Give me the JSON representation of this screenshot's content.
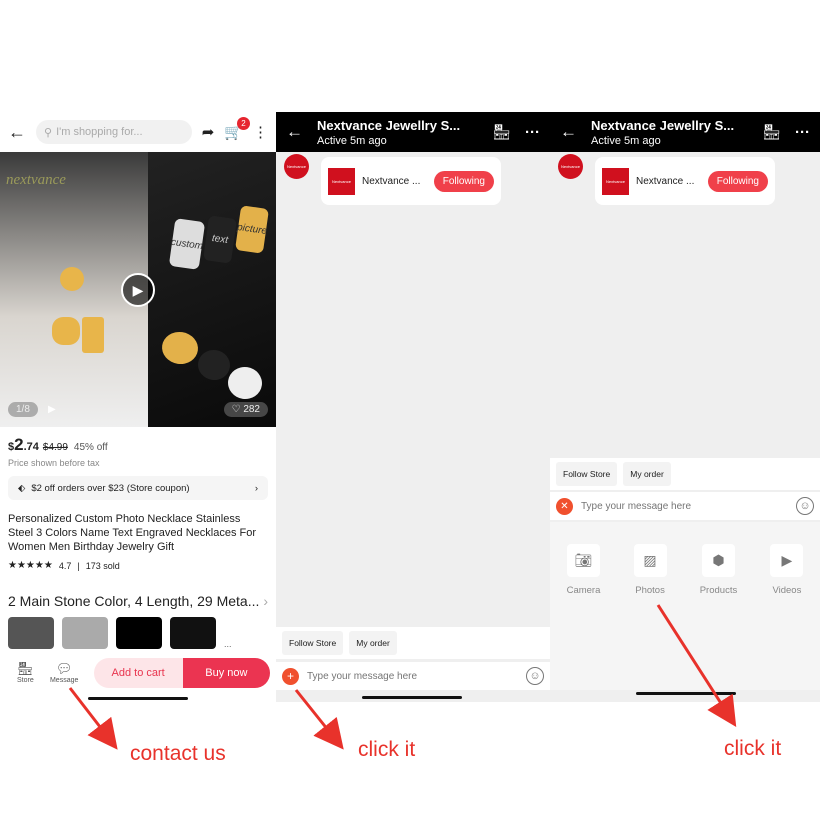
{
  "product_page": {
    "search_placeholder": "I'm shopping for...",
    "cart_count": "2",
    "image_counter": "1/8",
    "likes": "282",
    "watermark": "nextvance",
    "tag_words": [
      "custom",
      "text",
      "picture"
    ],
    "price_symbol": "$",
    "price_main": "2",
    "price_cents": ".74",
    "price_old": "$4.99",
    "discount": "45% off",
    "price_note": "Price shown before tax",
    "coupon": "$2 off orders over $23 (Store coupon)",
    "title": "Personalized Custom Photo Necklace Stainless Steel 3 Colors Name Text Engraved Necklaces For Women Men Birthday Jewelry Gift",
    "rating": "4.7",
    "sold": "173 sold",
    "rating_stars": 4.7,
    "variants": "2 Main Stone Color, 4 Length, 29 Meta...",
    "more": "...",
    "store_label": "Store",
    "message_label": "Message",
    "add_to_cart": "Add to cart",
    "buy_now": "Buy now"
  },
  "chat": {
    "store_name": "Nextvance Jewellry S...",
    "status": "Active 5m ago",
    "avatar_text": "Nextvance",
    "card_name": "Nextvance ...",
    "following": "Following",
    "quick_replies": [
      "Follow Store",
      "My order"
    ],
    "input_placeholder": "Type your message here",
    "tools": [
      {
        "label": "Camera",
        "icon": "camera-icon"
      },
      {
        "label": "Photos",
        "icon": "photos-icon"
      },
      {
        "label": "Products",
        "icon": "box-icon"
      },
      {
        "label": "Videos",
        "icon": "play-icon"
      }
    ]
  },
  "annotations": {
    "first": "contact us",
    "second": "click it",
    "third": "click it",
    "color": "#e8322b"
  }
}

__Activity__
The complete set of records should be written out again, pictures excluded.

__Solution to the problem__
Give me the JSON representation of this screenshot's content.
{
  "product_page": {
    "search_placeholder": "I'm shopping for...",
    "cart_count": "2",
    "image_counter": "1/8",
    "likes": "282",
    "watermark": "nextvance",
    "tag_words": [
      "custom",
      "text",
      "picture"
    ],
    "price_symbol": "$",
    "price_main": "2",
    "price_cents": ".74",
    "price_old": "$4.99",
    "discount": "45% off",
    "price_note": "Price shown before tax",
    "coupon": "$2 off orders over $23 (Store coupon)",
    "title": "Personalized Custom Photo Necklace Stainless Steel 3 Colors Name Text Engraved Necklaces For Women Men Birthday Jewelry Gift",
    "rating": "4.7",
    "sold": "173 sold",
    "rating_stars": 4.7,
    "variants": "2 Main Stone Color, 4 Length, 29 Meta...",
    "more": "...",
    "store_label": "Store",
    "message_label": "Message",
    "add_to_cart": "Add to cart",
    "buy_now": "Buy now"
  },
  "chat": {
    "store_name": "Nextvance Jewellry S...",
    "status": "Active 5m ago",
    "avatar_text": "Nextvance",
    "card_name": "Nextvance ...",
    "following": "Following",
    "quick_replies": [
      "Follow Store",
      "My order"
    ],
    "input_placeholder": "Type your message here",
    "tools": [
      {
        "label": "Camera",
        "icon": "camera-icon"
      },
      {
        "label": "Photos",
        "icon": "photos-icon"
      },
      {
        "label": "Products",
        "icon": "box-icon"
      },
      {
        "label": "Videos",
        "icon": "play-icon"
      }
    ]
  },
  "annotations": {
    "first": "contact us",
    "second": "click it",
    "third": "click it",
    "color": "#e8322b"
  }
}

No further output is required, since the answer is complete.